Considering the significant number of clients I’ve seen with chronic back and neck pain, and the great results they have had from participating in Pilates programs with me, I strongly agree with the results of this recent research article I read in SOAP notes from PT Products.

A recent study, funded by the National Institutes of Health, looked at exercise prescription-who is prescribing it, who is getting it, and what kind of exercise is being prescribed-and concluded that exercise may be underutilized for chronic back and neck pain.

A recent study, funded by the National Institutes of Health, looked at exercise prescription-who is prescribing it, who is getting it, and what kind of exercise is being prescribed-and concluded that exercise may be underutilized for chronic back and neck pain.

It’s cathartic to watch Nico’s choices morph from those made in sorrow to those made in forgiveness. As the adults around her flounder and grieve, Nico metabolizes her sister’s death — re-imagining her sister as a kind of protective presence, wearing Margaret’s clothes, comforting Margaret’s boyfriend. The way Nico internalizes her sister rather than her sorrow, is a reminder that growing up is more powerful than mourning. Ultimately it is Nico’s tweenaged stage — and the inevitable rebirth that is part …


While some physical therapists are in a position to provide supervised care, regrettably, our health-care and insurance system isn’t established for them to provide patients with an indication of care they might require for a full recovery. This is where communicating with a client’s PT can be a great networking opportunity to create a lifetime Pilates wellness program for ongoing post-rehab care.

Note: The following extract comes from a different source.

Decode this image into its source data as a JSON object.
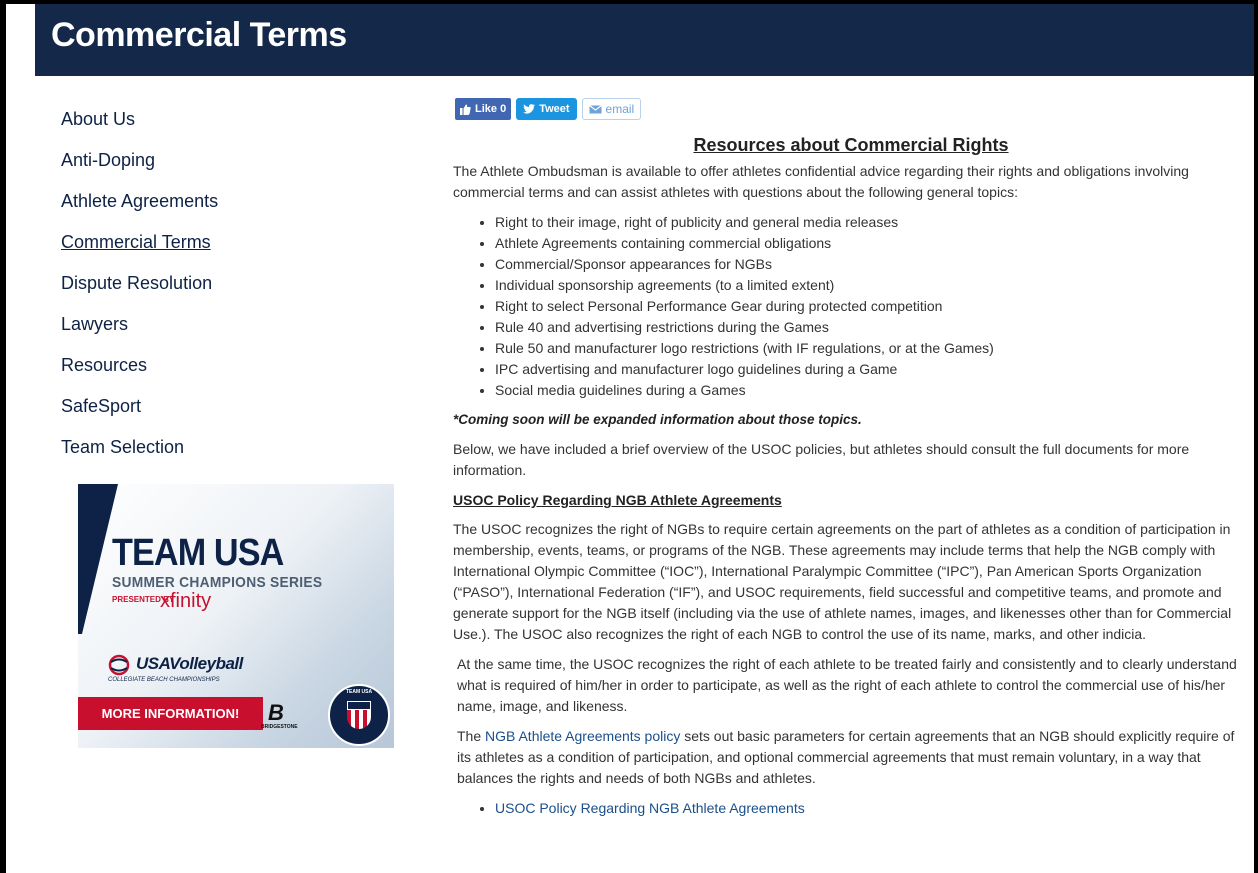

If a client is now in therapy and has been granted the ok to begin Pilates, it’s important to know what the safe movement guidelines are for them at this stage of their recovery. As they progress, it is only with physician or P.T. Approval that increased resistance, and additional ranges of movement should be included in their program. Always defer to the recommendations of their medical health-care providers.

If a client has been released from therapy, it’s still important to check before beginning a program or adding anything new-until their physician, and physical therapist are confident that they are able to do what they want with no restrictions.

Many people with chronic pain may be managing it with medication. This is an important piece of information, as their medications may mask their ability to evaluate how their body feels before, during, and after exercise. Encourage clients to cooperate closely with their physician to monitor how much medication they may actually need, as this may change as they get stronger and more flexible with their exercise program. And be aware that you might easily push too, far too fast, because with their medication they cannot feel the pain that would usually indicate the necessity to stop or modify an exercise.

The answers to these issues, the information given by their health-care providers, and an initial evaluation of standing and walking posture provides the point of departure for developing a safe and effective Pilates exercise program to assist in the care and management of chronic back and neck pain with the goal of using exercise to improve function, decrease symptoms, and minimize disability for an improved quality of life.